About this task: Filter these records by the string "JSON", copying each line that holds it.

Entries provided:
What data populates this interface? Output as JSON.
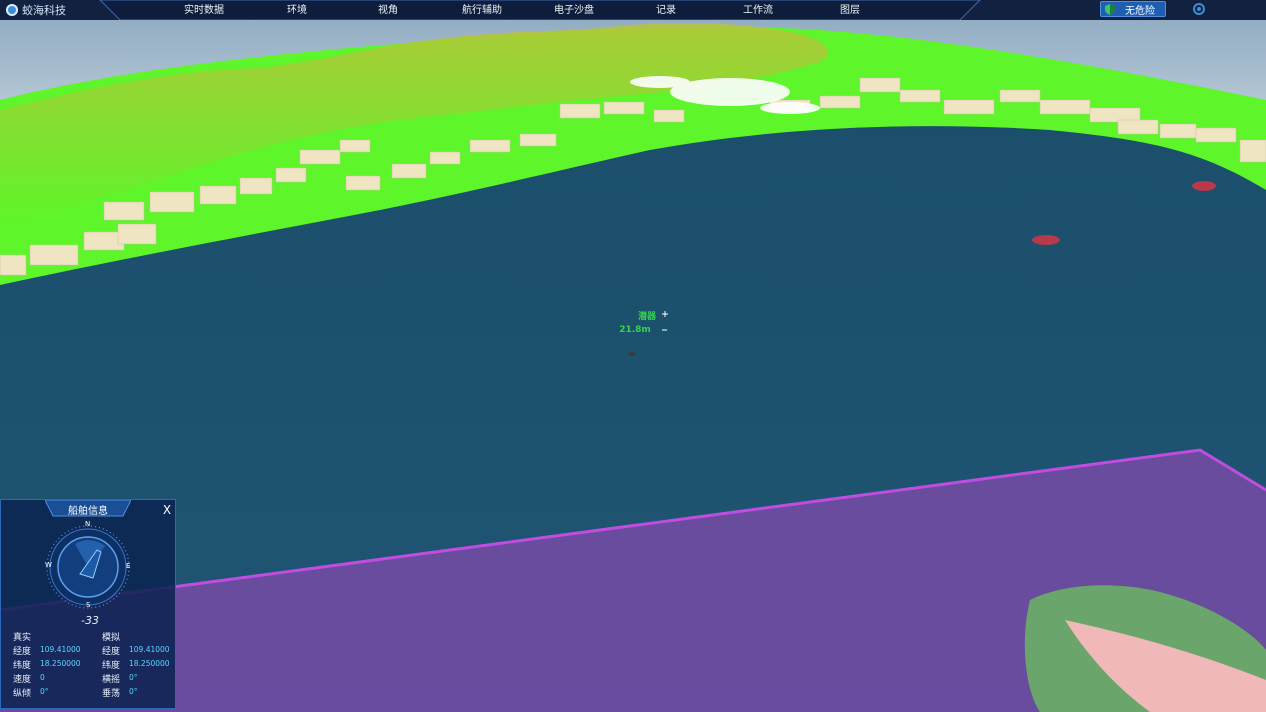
{
  "app": {
    "logo_text": "蛟海科技"
  },
  "nav": {
    "items": [
      "实时数据",
      "环境",
      "视角",
      "航行辅助",
      "电子沙盘",
      "记录",
      "工作流",
      "图层"
    ]
  },
  "status": {
    "danger_label": "无危险",
    "color": "#1f5fb1"
  },
  "scene_labels": {
    "target_name": "潜器",
    "depth": "21.8m"
  },
  "ship_panel": {
    "title": "船舶信息",
    "close": "X",
    "compass": {
      "n": "N",
      "e": "E",
      "s": "S",
      "w": "W",
      "heading": "-33"
    },
    "real": {
      "title": "真实",
      "rows": [
        {
          "label": "经度",
          "value": "109.41000"
        },
        {
          "label": "纬度",
          "value": "18.250000"
        },
        {
          "label": "速度",
          "value": "0"
        },
        {
          "label": "纵倾",
          "value": "0°"
        }
      ]
    },
    "sim": {
      "title": "模拟",
      "rows": [
        {
          "label": "经度",
          "value": "109.41000"
        },
        {
          "label": "纬度",
          "value": "18.250000"
        },
        {
          "label": "横摇",
          "value": "0°"
        },
        {
          "label": "垂荡",
          "value": "0°"
        }
      ]
    }
  },
  "colors": {
    "sea": "#1e536f",
    "land": "#5ef52a",
    "zone": "#7a4aa8",
    "ui_accent": "#2a68b8"
  }
}
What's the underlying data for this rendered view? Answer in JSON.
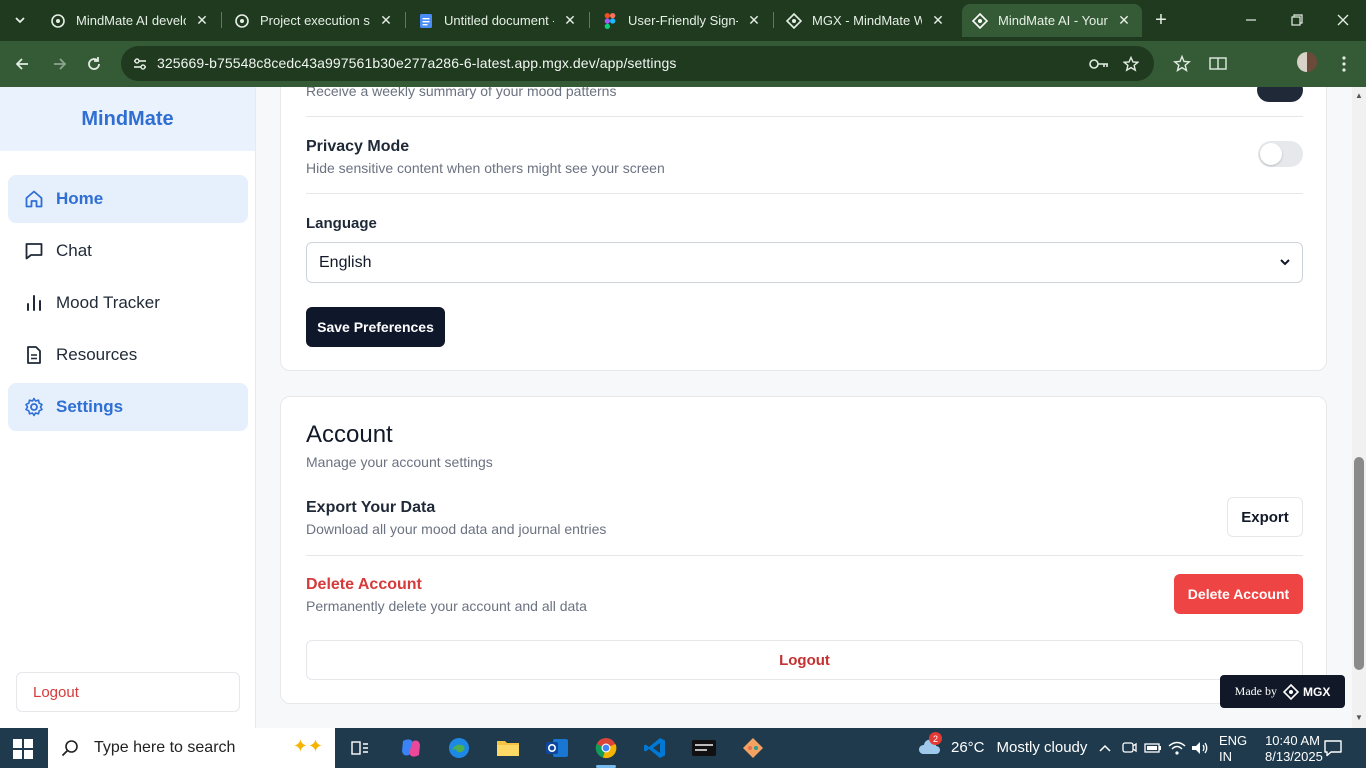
{
  "browser": {
    "tabs": [
      {
        "title": "MindMate AI develop",
        "icon": "openai-icon",
        "active": false
      },
      {
        "title": "Project execution sup",
        "icon": "openai-icon",
        "active": false
      },
      {
        "title": "Untitled document - (",
        "icon": "google-docs-icon",
        "active": false
      },
      {
        "title": "User-Friendly Sign-Up",
        "icon": "figma-icon",
        "active": false
      },
      {
        "title": "MGX - MindMate Wi",
        "icon": "mgx-icon",
        "active": false
      },
      {
        "title": "MindMate AI - Your M",
        "icon": "mgx-icon",
        "active": true
      }
    ],
    "url": "325669-b75548c8cedc43a997561b30e277a286-6-latest.app.mgx.dev/app/settings"
  },
  "sidebar": {
    "brand": "MindMate",
    "items": [
      {
        "label": "Home",
        "icon": "home-icon"
      },
      {
        "label": "Chat",
        "icon": "chat-icon"
      },
      {
        "label": "Mood Tracker",
        "icon": "bar-chart-icon"
      },
      {
        "label": "Resources",
        "icon": "document-icon"
      },
      {
        "label": "Settings",
        "icon": "gear-icon"
      }
    ],
    "logout": "Logout"
  },
  "preferences": {
    "weekly_desc": "Receive a weekly summary of your mood patterns",
    "privacy_title": "Privacy Mode",
    "privacy_desc": "Hide sensitive content when others might see your screen",
    "privacy_enabled": false,
    "language_label": "Language",
    "language_value": "English",
    "save_label": "Save Preferences"
  },
  "account": {
    "title": "Account",
    "subtitle": "Manage your account settings",
    "export_title": "Export Your Data",
    "export_desc": "Download all your mood data and journal entries",
    "export_button": "Export",
    "delete_title": "Delete Account",
    "delete_desc": "Permanently delete your account and all data",
    "delete_button": "Delete Account",
    "logout_button": "Logout"
  },
  "badge": {
    "prefix": "Made by",
    "brand": "MGX"
  },
  "taskbar": {
    "search_placeholder": "Type here to search",
    "weather_temp": "26°C",
    "weather_desc": "Mostly cloudy",
    "weather_badge": "2",
    "lang_top": "ENG",
    "lang_bottom": "IN",
    "time": "10:40 AM",
    "date": "8/13/2025"
  },
  "colors": {
    "accent": "#2f6fd4",
    "danger": "#ef4444",
    "dark_button": "#0f172a"
  }
}
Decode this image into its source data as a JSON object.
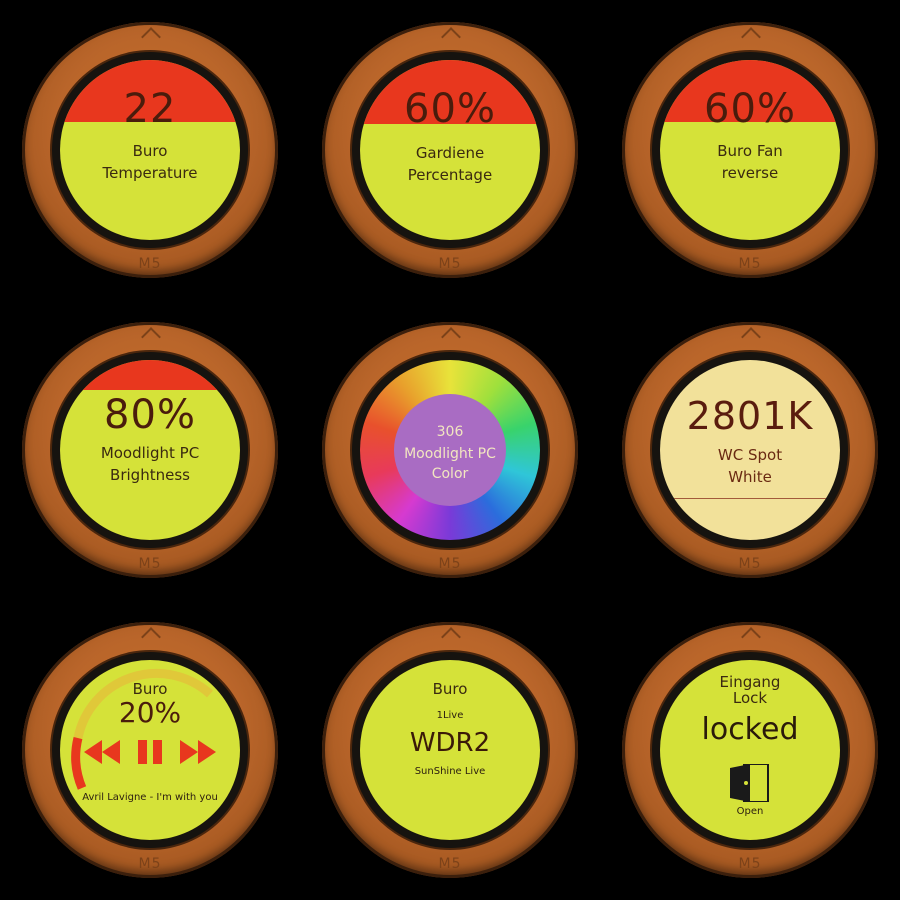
{
  "devices": [
    {
      "value": "22",
      "label1": "Buro",
      "label2": "Temperature",
      "bottom_mark": "M5"
    },
    {
      "value": "60%",
      "label1": "Gardiene",
      "label2": "Percentage",
      "bottom_mark": "M5"
    },
    {
      "value": "60%",
      "label1": "Buro Fan",
      "label2": "reverse",
      "bottom_mark": "M5"
    },
    {
      "value": "80%",
      "label1": "Moodlight PC",
      "label2": "Brightness",
      "bottom_mark": "M5"
    },
    {
      "value": "306",
      "label1": "Moodlight PC",
      "label2": "Color",
      "bottom_mark": "M5"
    },
    {
      "value": "2801K",
      "label1": "WC Spot",
      "label2": "White",
      "bottom_mark": "M5"
    },
    {
      "title": "Buro",
      "value": "20%",
      "track": "Avril Lavigne - I'm with you",
      "bottom_mark": "M5"
    },
    {
      "title": "Buro",
      "station_small": "1Live",
      "value": "WDR2",
      "next_station": "SunShine Live",
      "bottom_mark": "M5"
    },
    {
      "title1": "Eingang",
      "title2": "Lock",
      "value": "locked",
      "action": "Open",
      "bottom_mark": "M5"
    }
  ],
  "colors": {
    "bezel": "#b9652a",
    "screen_lime": "#d5e239",
    "cap_red": "#e8371e",
    "text_dark": "#4a1c0c",
    "color_wheel_center": "#a96cc3",
    "warm_white": "#f2e19a"
  },
  "icons": [
    "chevron-up-icon",
    "rewind-icon",
    "pause-icon",
    "fast-forward-icon",
    "door-open-icon"
  ]
}
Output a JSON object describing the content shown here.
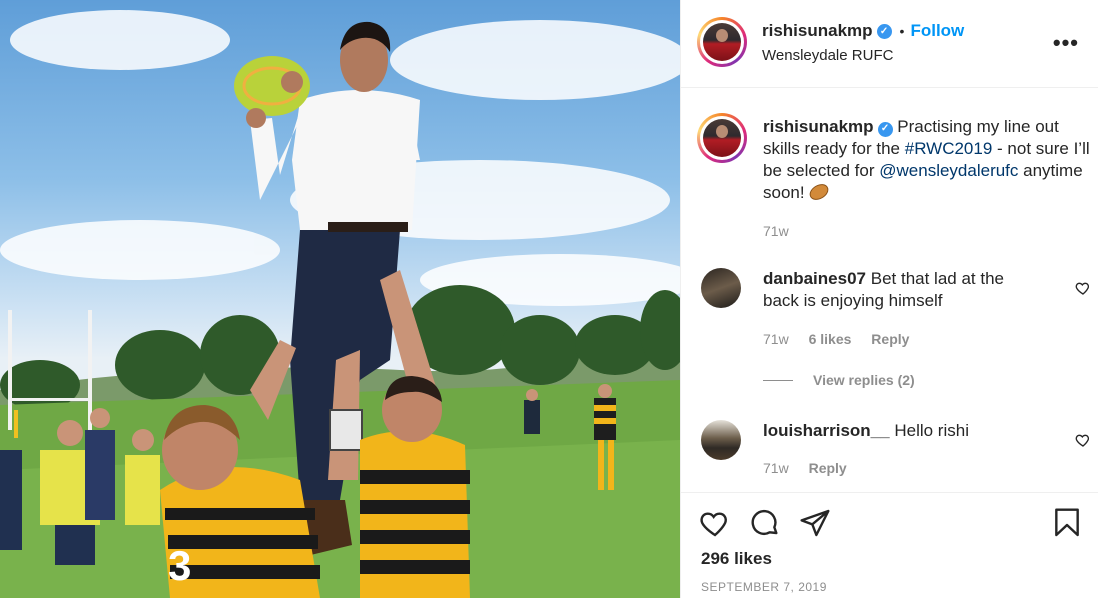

Your response:
What data populates this interface? Output as JSON.
What's the underlying data for this rendered view? Answer in JSON.
Decode this image into its source data as a JSON object.
Output a JSON object describing the content shown here.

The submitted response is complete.